Task goal. No record may be left out; print them all verbatim.

BEGIN Information shown

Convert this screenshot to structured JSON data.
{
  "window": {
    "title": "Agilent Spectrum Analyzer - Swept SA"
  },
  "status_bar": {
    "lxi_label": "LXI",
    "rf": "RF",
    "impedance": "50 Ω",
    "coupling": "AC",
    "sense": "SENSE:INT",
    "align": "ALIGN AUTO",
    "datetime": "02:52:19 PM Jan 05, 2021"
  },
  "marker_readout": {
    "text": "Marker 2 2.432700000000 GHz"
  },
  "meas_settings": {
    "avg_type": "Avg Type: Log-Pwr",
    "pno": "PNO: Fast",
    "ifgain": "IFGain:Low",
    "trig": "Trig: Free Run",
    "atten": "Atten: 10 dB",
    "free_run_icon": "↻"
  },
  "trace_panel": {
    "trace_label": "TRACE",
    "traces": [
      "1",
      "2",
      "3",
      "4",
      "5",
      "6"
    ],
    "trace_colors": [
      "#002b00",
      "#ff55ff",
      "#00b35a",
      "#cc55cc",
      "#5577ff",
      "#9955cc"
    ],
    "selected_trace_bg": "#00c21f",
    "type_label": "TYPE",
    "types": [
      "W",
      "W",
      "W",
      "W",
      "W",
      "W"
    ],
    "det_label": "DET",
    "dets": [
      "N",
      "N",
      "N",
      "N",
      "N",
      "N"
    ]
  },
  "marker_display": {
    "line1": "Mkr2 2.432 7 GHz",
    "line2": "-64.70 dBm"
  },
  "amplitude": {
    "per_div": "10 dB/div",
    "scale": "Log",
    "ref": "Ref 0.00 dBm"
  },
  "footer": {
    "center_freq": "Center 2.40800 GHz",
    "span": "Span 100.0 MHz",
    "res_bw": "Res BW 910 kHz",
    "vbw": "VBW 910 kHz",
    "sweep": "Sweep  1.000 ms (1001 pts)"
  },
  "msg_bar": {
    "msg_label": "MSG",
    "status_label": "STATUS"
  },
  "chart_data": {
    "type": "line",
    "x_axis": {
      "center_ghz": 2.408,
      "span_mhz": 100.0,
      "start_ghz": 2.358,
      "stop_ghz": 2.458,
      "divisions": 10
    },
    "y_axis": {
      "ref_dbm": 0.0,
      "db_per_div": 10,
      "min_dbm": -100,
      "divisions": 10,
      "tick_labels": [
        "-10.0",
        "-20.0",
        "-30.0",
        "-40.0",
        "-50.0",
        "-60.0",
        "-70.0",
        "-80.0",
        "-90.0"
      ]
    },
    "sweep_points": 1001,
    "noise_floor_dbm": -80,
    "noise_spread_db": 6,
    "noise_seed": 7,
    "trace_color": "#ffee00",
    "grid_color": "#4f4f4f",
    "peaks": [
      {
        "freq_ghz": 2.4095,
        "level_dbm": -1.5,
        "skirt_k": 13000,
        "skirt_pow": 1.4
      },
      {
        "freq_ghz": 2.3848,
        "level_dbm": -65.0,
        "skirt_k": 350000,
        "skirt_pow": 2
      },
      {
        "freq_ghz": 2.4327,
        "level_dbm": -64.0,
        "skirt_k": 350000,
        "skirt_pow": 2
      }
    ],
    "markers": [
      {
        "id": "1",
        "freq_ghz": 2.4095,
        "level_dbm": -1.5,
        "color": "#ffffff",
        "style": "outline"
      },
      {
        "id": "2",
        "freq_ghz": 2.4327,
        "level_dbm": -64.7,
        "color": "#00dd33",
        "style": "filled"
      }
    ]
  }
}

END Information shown

Completed exercise.
Convert this screenshot to structured JSON data.
{
  "window": {
    "title": "Agilent Spectrum Analyzer - Swept SA"
  },
  "status_bar": {
    "lxi_label": "LXI",
    "rf": "RF",
    "impedance": "50 Ω",
    "coupling": "AC",
    "sense": "SENSE:INT",
    "align": "ALIGN AUTO",
    "datetime": "02:52:19 PM Jan 05, 2021"
  },
  "marker_readout": {
    "text": "Marker 2 2.432700000000 GHz"
  },
  "meas_settings": {
    "avg_type": "Avg Type: Log-Pwr",
    "pno": "PNO: Fast",
    "ifgain": "IFGain:Low",
    "trig": "Trig: Free Run",
    "atten": "Atten: 10 dB",
    "free_run_icon": "↻"
  },
  "trace_panel": {
    "trace_label": "TRACE",
    "traces": [
      "1",
      "2",
      "3",
      "4",
      "5",
      "6"
    ],
    "trace_colors": [
      "#002b00",
      "#ff55ff",
      "#00b35a",
      "#cc55cc",
      "#5577ff",
      "#9955cc"
    ],
    "selected_trace_bg": "#00c21f",
    "type_label": "TYPE",
    "types": [
      "W",
      "W",
      "W",
      "W",
      "W",
      "W"
    ],
    "det_label": "DET",
    "dets": [
      "N",
      "N",
      "N",
      "N",
      "N",
      "N"
    ]
  },
  "marker_display": {
    "line1": "Mkr2 2.432 7 GHz",
    "line2": "-64.70 dBm"
  },
  "amplitude": {
    "per_div": "10 dB/div",
    "scale": "Log",
    "ref": "Ref 0.00 dBm"
  },
  "footer": {
    "center_freq": "Center 2.40800 GHz",
    "span": "Span 100.0 MHz",
    "res_bw": "Res BW 910 kHz",
    "vbw": "VBW 910 kHz",
    "sweep": "Sweep  1.000 ms (1001 pts)"
  },
  "msg_bar": {
    "msg_label": "MSG",
    "status_label": "STATUS"
  },
  "chart_data": {
    "type": "line",
    "x_axis": {
      "center_ghz": 2.408,
      "span_mhz": 100.0,
      "start_ghz": 2.358,
      "stop_ghz": 2.458,
      "divisions": 10
    },
    "y_axis": {
      "ref_dbm": 0.0,
      "db_per_div": 10,
      "min_dbm": -100,
      "divisions": 10,
      "tick_labels": [
        "-10.0",
        "-20.0",
        "-30.0",
        "-40.0",
        "-50.0",
        "-60.0",
        "-70.0",
        "-80.0",
        "-90.0"
      ]
    },
    "sweep_points": 1001,
    "noise_floor_dbm": -80,
    "noise_spread_db": 6,
    "noise_seed": 7,
    "trace_color": "#ffee00",
    "grid_color": "#4f4f4f",
    "peaks": [
      {
        "freq_ghz": 2.4095,
        "level_dbm": -1.5,
        "skirt_k": 13000,
        "skirt_pow": 1.4
      },
      {
        "freq_ghz": 2.3848,
        "level_dbm": -65.0,
        "skirt_k": 350000,
        "skirt_pow": 2
      },
      {
        "freq_ghz": 2.4327,
        "level_dbm": -64.0,
        "skirt_k": 350000,
        "skirt_pow": 2
      }
    ],
    "markers": [
      {
        "id": "1",
        "freq_ghz": 2.4095,
        "level_dbm": -1.5,
        "color": "#ffffff",
        "style": "outline"
      },
      {
        "id": "2",
        "freq_ghz": 2.4327,
        "level_dbm": -64.7,
        "color": "#00dd33",
        "style": "filled"
      }
    ]
  }
}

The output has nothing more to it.